[Data items]
+--
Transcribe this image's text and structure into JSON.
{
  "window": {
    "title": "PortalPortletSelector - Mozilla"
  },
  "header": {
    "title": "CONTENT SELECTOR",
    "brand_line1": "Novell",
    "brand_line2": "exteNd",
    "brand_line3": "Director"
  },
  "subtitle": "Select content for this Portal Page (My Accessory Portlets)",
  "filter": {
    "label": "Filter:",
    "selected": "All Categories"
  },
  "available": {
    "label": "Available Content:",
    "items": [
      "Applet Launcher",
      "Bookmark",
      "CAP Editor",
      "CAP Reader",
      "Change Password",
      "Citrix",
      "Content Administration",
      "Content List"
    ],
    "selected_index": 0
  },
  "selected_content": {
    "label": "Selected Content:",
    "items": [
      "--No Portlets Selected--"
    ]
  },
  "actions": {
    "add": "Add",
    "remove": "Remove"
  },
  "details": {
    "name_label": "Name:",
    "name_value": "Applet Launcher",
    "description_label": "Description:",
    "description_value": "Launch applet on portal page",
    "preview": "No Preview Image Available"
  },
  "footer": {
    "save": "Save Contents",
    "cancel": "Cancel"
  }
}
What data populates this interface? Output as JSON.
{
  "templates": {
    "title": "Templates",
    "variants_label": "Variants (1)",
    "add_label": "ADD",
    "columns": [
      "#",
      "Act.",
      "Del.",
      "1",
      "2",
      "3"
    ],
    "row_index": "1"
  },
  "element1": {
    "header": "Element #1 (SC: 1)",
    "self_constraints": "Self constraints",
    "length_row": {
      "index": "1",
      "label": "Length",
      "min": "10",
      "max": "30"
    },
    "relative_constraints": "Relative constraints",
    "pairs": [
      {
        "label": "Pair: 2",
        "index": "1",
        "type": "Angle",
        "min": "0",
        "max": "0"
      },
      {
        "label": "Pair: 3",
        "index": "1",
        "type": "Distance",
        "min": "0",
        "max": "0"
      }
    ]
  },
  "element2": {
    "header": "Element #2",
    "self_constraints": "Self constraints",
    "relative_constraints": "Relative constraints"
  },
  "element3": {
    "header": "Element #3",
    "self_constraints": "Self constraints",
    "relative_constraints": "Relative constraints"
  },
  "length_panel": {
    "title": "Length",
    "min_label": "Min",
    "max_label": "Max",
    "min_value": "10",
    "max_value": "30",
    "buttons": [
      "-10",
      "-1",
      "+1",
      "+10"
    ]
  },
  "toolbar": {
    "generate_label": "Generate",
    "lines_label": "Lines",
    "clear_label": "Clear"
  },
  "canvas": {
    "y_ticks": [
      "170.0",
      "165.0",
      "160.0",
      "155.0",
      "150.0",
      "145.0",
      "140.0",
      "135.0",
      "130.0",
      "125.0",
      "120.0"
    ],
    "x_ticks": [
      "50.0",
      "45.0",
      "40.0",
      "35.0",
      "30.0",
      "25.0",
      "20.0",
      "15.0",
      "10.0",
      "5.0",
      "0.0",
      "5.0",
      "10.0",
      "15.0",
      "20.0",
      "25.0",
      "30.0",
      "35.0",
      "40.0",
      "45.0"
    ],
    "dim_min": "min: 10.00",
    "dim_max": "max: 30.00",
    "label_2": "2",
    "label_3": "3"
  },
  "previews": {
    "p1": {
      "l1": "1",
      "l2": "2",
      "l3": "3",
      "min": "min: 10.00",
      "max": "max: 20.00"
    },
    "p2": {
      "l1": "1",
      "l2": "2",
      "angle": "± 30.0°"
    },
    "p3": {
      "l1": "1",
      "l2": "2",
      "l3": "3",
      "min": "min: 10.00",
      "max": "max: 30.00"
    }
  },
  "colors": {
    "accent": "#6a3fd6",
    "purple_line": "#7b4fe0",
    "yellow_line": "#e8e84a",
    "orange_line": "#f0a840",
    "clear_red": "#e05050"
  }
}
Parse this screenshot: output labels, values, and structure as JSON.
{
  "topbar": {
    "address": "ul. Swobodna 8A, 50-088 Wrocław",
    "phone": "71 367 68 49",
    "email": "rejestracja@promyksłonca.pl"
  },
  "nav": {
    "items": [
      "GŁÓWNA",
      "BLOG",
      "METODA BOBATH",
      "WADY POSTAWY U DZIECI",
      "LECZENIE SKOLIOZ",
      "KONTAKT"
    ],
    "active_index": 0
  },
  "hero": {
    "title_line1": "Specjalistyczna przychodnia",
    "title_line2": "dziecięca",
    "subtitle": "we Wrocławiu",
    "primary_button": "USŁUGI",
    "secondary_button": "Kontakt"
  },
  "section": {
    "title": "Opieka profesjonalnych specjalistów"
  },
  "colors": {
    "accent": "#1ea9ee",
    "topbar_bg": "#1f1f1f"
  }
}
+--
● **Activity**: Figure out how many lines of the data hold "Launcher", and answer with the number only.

● **Exercise response**: 2